I was inspired by Lamb's post about loving stockings. Unfortunately, I was inspired to make stockings and inspired to do a sock o' the month activity about four days before the month began. I also don't have the budget for the yarn I'd like to do stockings in, so that pattern will have to wait for another month. When I went looking for a yarn that I could afford, to make a pair of socks for February's sock, I fell in love with this pink and green camoflauge yarn. I ordinarily don't like this stuff, so maybe it was a mix of equal parts of desperation and inspiration, with a liberal dose of poverty that made this yarn stand out. I am pleased, though, with my socks. They are not the slinky stockings that I had envisioned for a February 14th roll in the sheets, but they are bright, pretty, flowery, and they remind me of spring -which is actually where my head is these days. I think we're all pretty fed up with winter up here in Canada.
Depending on how you look at it, these socks took me either two days or 24 hours to make. I started them after supper last night and finished them after supper this evening. Mind you, I have the basic pattern in my head, and I work like a machine until this stuff is done. A beginner could probably do these in about a week. My suggestion is to wind the one skein into two balls of yarn and do both socks at once. Break them up into sections: toes, foot, heel, leg. This way you don't end up with two socks that are both different sizes because your gauge will change depending on your speed, mood, and the weight of your project as it gets bigger. A happy hooker crochets a sock that fits. A pissed off one who was just stuck in traffic, lost her credit card, and has to listen to a sentence that starts with "Mom don't hate me but....." will produce a substantially tighter (and smaller) sock.
1 skein Bernat Sox in pink camoflauge
1 darning needle
split ring stitch markers
Cost: About $6.
Note: you may want to buy some elastic thread to crochet with on the leg. Just use the thread and your yarn together, working them as one unit. You do not need to twist it together. It's just a suggestion, if you happen to like wearing your socks pulled up, because this yarn is not elastic. Otherwise, you can crumple them down a bit, or fold the leg as a cuff. I didn't put any elastic in mine, but I also like pushing down my socks and wearing loose little cuffs - what can I say, the 80s were good to me:)
V-stitch: 2 double crochet in one sc or in between 2 dc of V-stitch below
Shell: 5 dc in V-stitch or stitch indicated
Follow pattern for Basic Sock through heel shaping, using larger hook. After the heel is done, mark a side stitch as beginning of pattern round and work three rounds of sc. Switch to smaller hook. In next sc after marker, work V-stitch. Skip next sc, place V-stitch in next sc, and so, to end of round. Join last V-stitch to first V-stitch with a slip stitch, and then slip stitch into the centre of the first V-stitch to begin the next round.
Chain 3 (counts as dc, now and always), dc in between 2 dc below for starting V-stitch, place V-stitch in V-stitch around, ending round and beginning next round as before.

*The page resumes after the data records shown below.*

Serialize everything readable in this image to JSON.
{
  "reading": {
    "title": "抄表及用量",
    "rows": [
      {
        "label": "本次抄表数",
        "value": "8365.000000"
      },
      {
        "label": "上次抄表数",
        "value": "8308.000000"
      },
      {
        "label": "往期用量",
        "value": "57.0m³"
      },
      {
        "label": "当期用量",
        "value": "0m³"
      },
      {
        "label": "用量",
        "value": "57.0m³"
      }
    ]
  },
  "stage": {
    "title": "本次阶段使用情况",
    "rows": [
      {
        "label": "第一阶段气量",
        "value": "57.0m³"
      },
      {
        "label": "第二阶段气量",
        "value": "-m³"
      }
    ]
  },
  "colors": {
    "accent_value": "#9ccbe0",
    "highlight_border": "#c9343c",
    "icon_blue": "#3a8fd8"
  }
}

Continue for 25 more rounds or until sock is as long as you like. If you find the bottom portion of the leg is too loose, you can decrease like I did by placing a dc where the centre back V-stitch would be, for 5-10 rounds, trying on as you go. Just keep placing a dc in that dc, instead of a V-stitch. When it starts to feel snug, put a V-stitch in it and treat it like the rest.
To begin, slip stitch into the centre of the V-stitch as per normal. Do not work this area, though. Instead, place a Shell in the next V-stitch, a sc in the V-stitch after that, and carry on across the round, alternating shells and sc until you get to the last V-stitch. Work a sc2tog over the first and last V-stitches (depending of course, on your original numbers - your stitch count may vary from mine because your foot may be a different size so you may not have to adjust the last two stitches). Fasten off, weave in ends.